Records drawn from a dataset
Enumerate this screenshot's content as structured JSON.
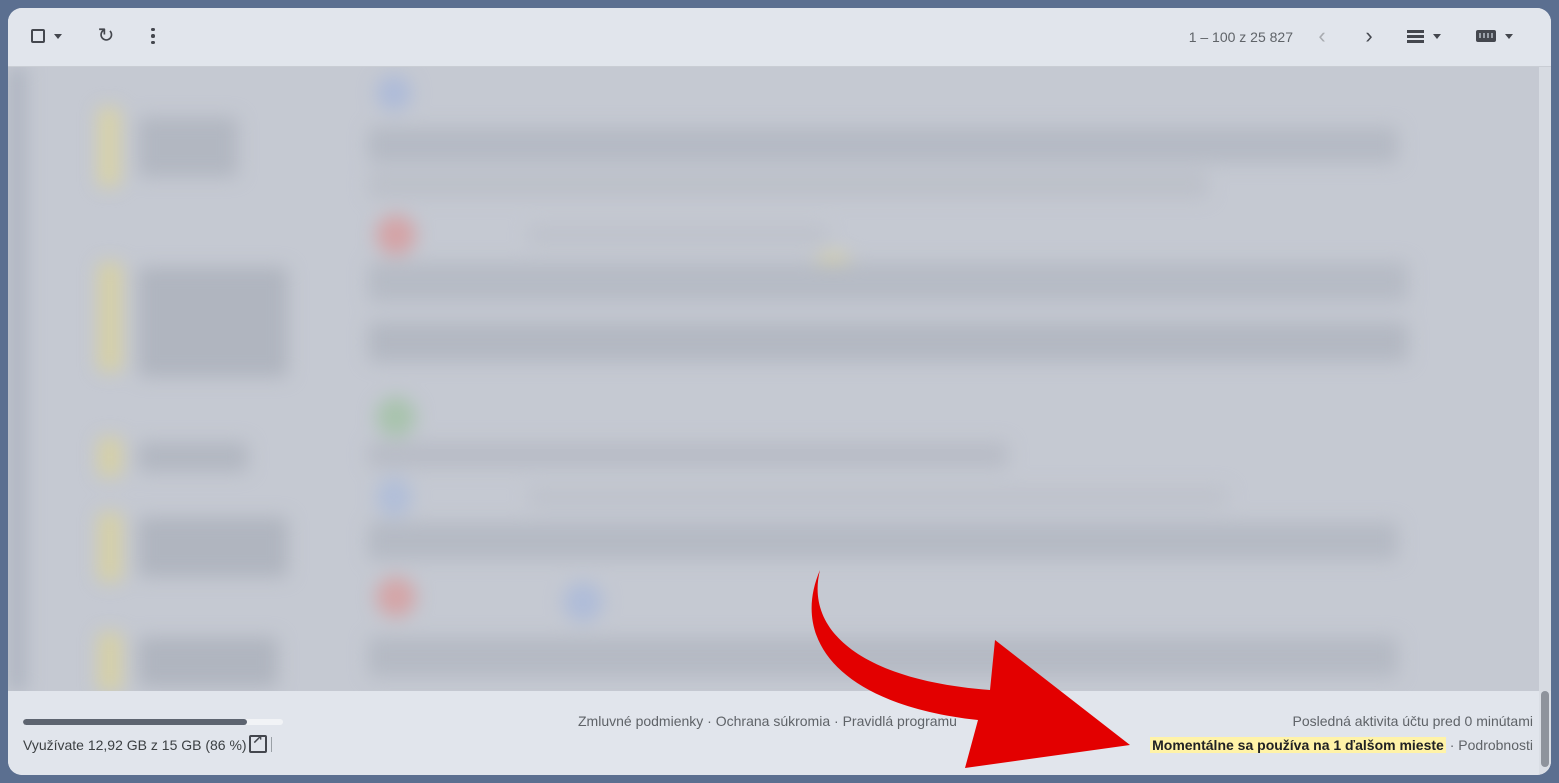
{
  "toolbar": {
    "pager_range": "1 – 100 z 25 827"
  },
  "footer": {
    "storage_used_fraction": 0.86,
    "storage_text": "Využívate 12,92 GB z 15 GB (86 %)",
    "links": [
      "Zmluvné podmienky",
      "Ochrana súkromia",
      "Pravidlá programu"
    ],
    "link_separator": " · ",
    "last_activity": "Posledná aktivita účtu pred 0 minútami",
    "session_highlight": "Momentálne sa používa na 1 ďalšom mieste",
    "details_sep": " · ",
    "details_link": "Podrobnosti"
  },
  "colors": {
    "arrow": "#e30000",
    "highlight": "#fff3a8",
    "outer_bg": "#5b6f90"
  },
  "icons": [
    "checkbox-icon",
    "chevron-down-icon",
    "refresh-icon",
    "more-vert-icon",
    "chevron-left-icon",
    "chevron-right-icon",
    "density-icon",
    "keyboard-icon",
    "open-in-new-icon"
  ]
}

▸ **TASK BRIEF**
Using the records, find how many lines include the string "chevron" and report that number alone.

▸ **FINISHED TASK**
3